* Work to be completed:
The entries are to be returned exactly, with images left out.

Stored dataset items
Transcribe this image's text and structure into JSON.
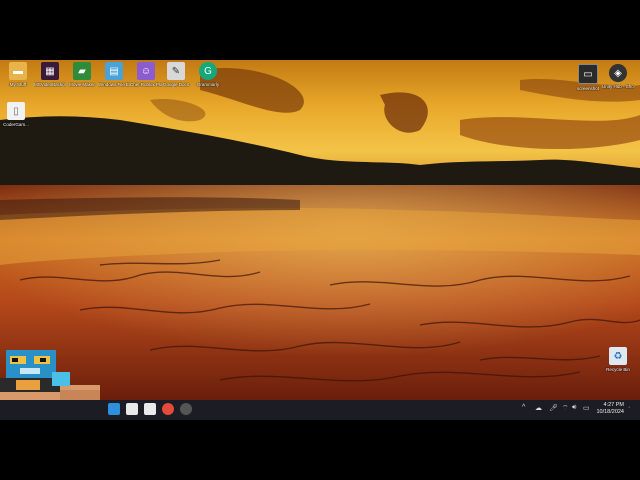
{
  "desktop": {
    "icons_left": [
      {
        "label": "My Stuff",
        "icon": "folder-icon",
        "color": "#e8b34a"
      },
      {
        "label": "MSVideoBackground Colors",
        "icon": "app-icon",
        "color": "#3a1a3a"
      },
      {
        "label": "Movie Maker",
        "icon": "clapper-icon",
        "color": "#2e8b3a"
      },
      {
        "label": "Windows File Explorer ...",
        "icon": "explorer-icon",
        "color": "#4aa3d8"
      },
      {
        "label": "Chef Roblox Player",
        "icon": "roblox-icon",
        "color": "#8a5cd0"
      },
      {
        "label": "Google Docs",
        "icon": "docs-icon",
        "color": "#d8d8d8"
      },
      {
        "label": "Grammarly",
        "icon": "grammarly-icon",
        "color": "#15a87a"
      }
    ],
    "icons_left_row2": [
      {
        "label": "CoderGam...",
        "icon": "document-icon",
        "color": "#f2f2f2"
      }
    ],
    "icons_right": [
      {
        "label": "screenshot",
        "icon": "image-icon",
        "color": "#2a2a2a"
      },
      {
        "label": "Unity Hub - Shortcut",
        "icon": "unity-icon",
        "color": "#333333"
      }
    ],
    "recycle_bin": {
      "label": "Recycle Bin",
      "icon": "recycle-bin-icon"
    }
  },
  "taskbar": {
    "pinned": [
      {
        "name": "file-explorer-icon",
        "color": "#2f8fdc"
      },
      {
        "name": "notepad-icon",
        "color": "#e9e9e9"
      },
      {
        "name": "capcut-icon",
        "color": "#eaeaea"
      },
      {
        "name": "chrome-icon",
        "color": "#e34b3b"
      },
      {
        "name": "unity-icon",
        "color": "#555555"
      }
    ],
    "tray": {
      "chevron": "^",
      "time": "4:27 PM",
      "date": "10/18/2024"
    }
  }
}
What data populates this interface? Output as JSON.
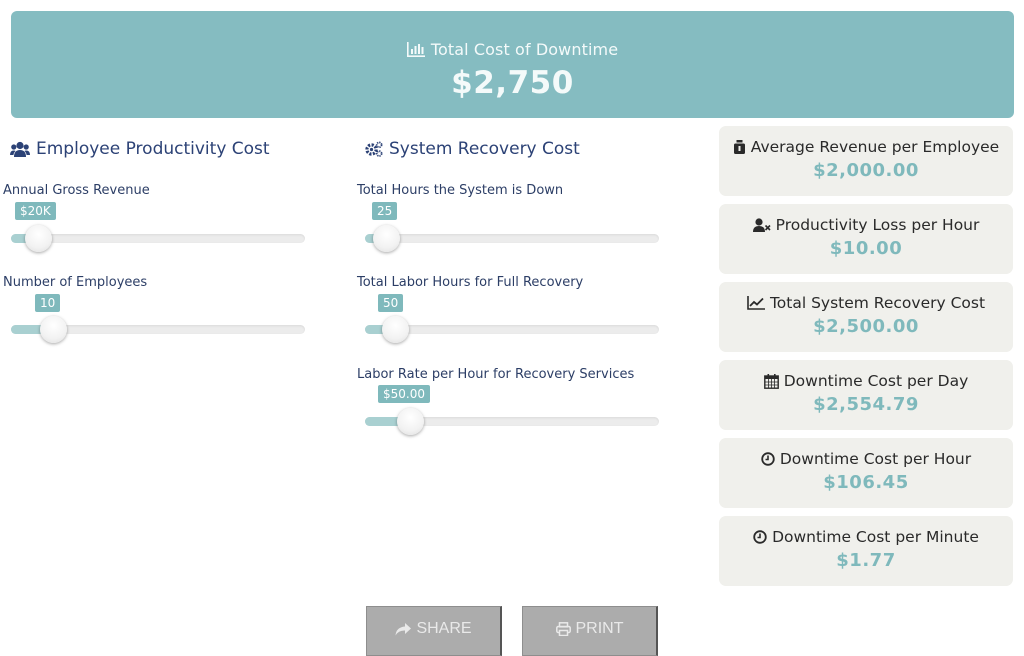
{
  "header": {
    "title": "Total Cost of Downtime",
    "total": "$2,750",
    "icon": "bar-chart-icon",
    "color": "#85bcc1"
  },
  "employee_section": {
    "title": "Employee Productivity Cost",
    "icon": "users-icon",
    "sliders": [
      {
        "label": "Annual Gross Revenue",
        "value_label": "$20K",
        "fraction": 0.08
      },
      {
        "label": "Number of Employees",
        "value_label": "10",
        "fraction": 0.13
      }
    ]
  },
  "recovery_section": {
    "title": "System Recovery Cost",
    "icon": "cogs-icon",
    "sliders": [
      {
        "label": "Total Hours the System is Down",
        "value_label": "25",
        "fraction": 0.06
      },
      {
        "label": "Total Labor Hours for Full Recovery",
        "value_label": "50",
        "fraction": 0.09
      },
      {
        "label": "Labor Rate per Hour for Recovery Services",
        "value_label": "$50.00",
        "fraction": 0.14
      }
    ]
  },
  "results": [
    {
      "label": "Average Revenue per Employee",
      "value": "$2,000.00",
      "icon": "money-bag-icon"
    },
    {
      "label": "Productivity Loss per Hour",
      "value": "$10.00",
      "icon": "user-times-icon"
    },
    {
      "label": "Total System Recovery Cost",
      "value": "$2,500.00",
      "icon": "line-chart-icon"
    },
    {
      "label": "Downtime Cost per Day",
      "value": "$2,554.79",
      "icon": "calendar-icon"
    },
    {
      "label": "Downtime Cost per Hour",
      "value": "$106.45",
      "icon": "clock-icon"
    },
    {
      "label": "Downtime Cost per Minute",
      "value": "$1.77",
      "icon": "clock-icon"
    }
  ],
  "actions": {
    "share_label": "SHARE",
    "print_label": "PRINT"
  },
  "colors": {
    "accent": "#7fb9bc",
    "heading": "#2c4276",
    "card_bg": "#f0f0ec",
    "button_bg": "#acacac"
  }
}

* Response area:
Transcribe this image's text and structure into JSON.
{
  "desktop": {
    "icons_left": [
      {
        "label": "My Stuff",
        "icon": "folder-icon",
        "color": "#e8b34a"
      },
      {
        "label": "MSVideoBackground Colors",
        "icon": "app-icon",
        "color": "#3a1a3a"
      },
      {
        "label": "Movie Maker",
        "icon": "clapper-icon",
        "color": "#2e8b3a"
      },
      {
        "label": "Windows File Explorer ...",
        "icon": "explorer-icon",
        "color": "#4aa3d8"
      },
      {
        "label": "Chef Roblox Player",
        "icon": "roblox-icon",
        "color": "#8a5cd0"
      },
      {
        "label": "Google Docs",
        "icon": "docs-icon",
        "color": "#d8d8d8"
      },
      {
        "label": "Grammarly",
        "icon": "grammarly-icon",
        "color": "#15a87a"
      }
    ],
    "icons_left_row2": [
      {
        "label": "CoderGam...",
        "icon": "document-icon",
        "color": "#f2f2f2"
      }
    ],
    "icons_right": [
      {
        "label": "screenshot",
        "icon": "image-icon",
        "color": "#2a2a2a"
      },
      {
        "label": "Unity Hub - Shortcut",
        "icon": "unity-icon",
        "color": "#333333"
      }
    ],
    "recycle_bin": {
      "label": "Recycle Bin",
      "icon": "recycle-bin-icon"
    }
  },
  "taskbar": {
    "pinned": [
      {
        "name": "file-explorer-icon",
        "color": "#2f8fdc"
      },
      {
        "name": "notepad-icon",
        "color": "#e9e9e9"
      },
      {
        "name": "capcut-icon",
        "color": "#eaeaea"
      },
      {
        "name": "chrome-icon",
        "color": "#e34b3b"
      },
      {
        "name": "unity-icon",
        "color": "#555555"
      }
    ],
    "tray": {
      "chevron": "^",
      "time": "4:27 PM",
      "date": "10/18/2024"
    }
  }
}
What data populates this interface? Output as JSON.
{
  "header": {
    "title": "Total Cost of Downtime",
    "total": "$2,750",
    "icon": "bar-chart-icon",
    "color": "#85bcc1"
  },
  "employee_section": {
    "title": "Employee Productivity Cost",
    "icon": "users-icon",
    "sliders": [
      {
        "label": "Annual Gross Revenue",
        "value_label": "$20K",
        "fraction": 0.08
      },
      {
        "label": "Number of Employees",
        "value_label": "10",
        "fraction": 0.13
      }
    ]
  },
  "recovery_section": {
    "title": "System Recovery Cost",
    "icon": "cogs-icon",
    "sliders": [
      {
        "label": "Total Hours the System is Down",
        "value_label": "25",
        "fraction": 0.06
      },
      {
        "label": "Total Labor Hours for Full Recovery",
        "value_label": "50",
        "fraction": 0.09
      },
      {
        "label": "Labor Rate per Hour for Recovery Services",
        "value_label": "$50.00",
        "fraction": 0.14
      }
    ]
  },
  "results": [
    {
      "label": "Average Revenue per Employee",
      "value": "$2,000.00",
      "icon": "money-bag-icon"
    },
    {
      "label": "Productivity Loss per Hour",
      "value": "$10.00",
      "icon": "user-times-icon"
    },
    {
      "label": "Total System Recovery Cost",
      "value": "$2,500.00",
      "icon": "line-chart-icon"
    },
    {
      "label": "Downtime Cost per Day",
      "value": "$2,554.79",
      "icon": "calendar-icon"
    },
    {
      "label": "Downtime Cost per Hour",
      "value": "$106.45",
      "icon": "clock-icon"
    },
    {
      "label": "Downtime Cost per Minute",
      "value": "$1.77",
      "icon": "clock-icon"
    }
  ],
  "actions": {
    "share_label": "SHARE",
    "print_label": "PRINT"
  },
  "colors": {
    "accent": "#7fb9bc",
    "heading": "#2c4276",
    "card_bg": "#f0f0ec",
    "button_bg": "#acacac"
  }
}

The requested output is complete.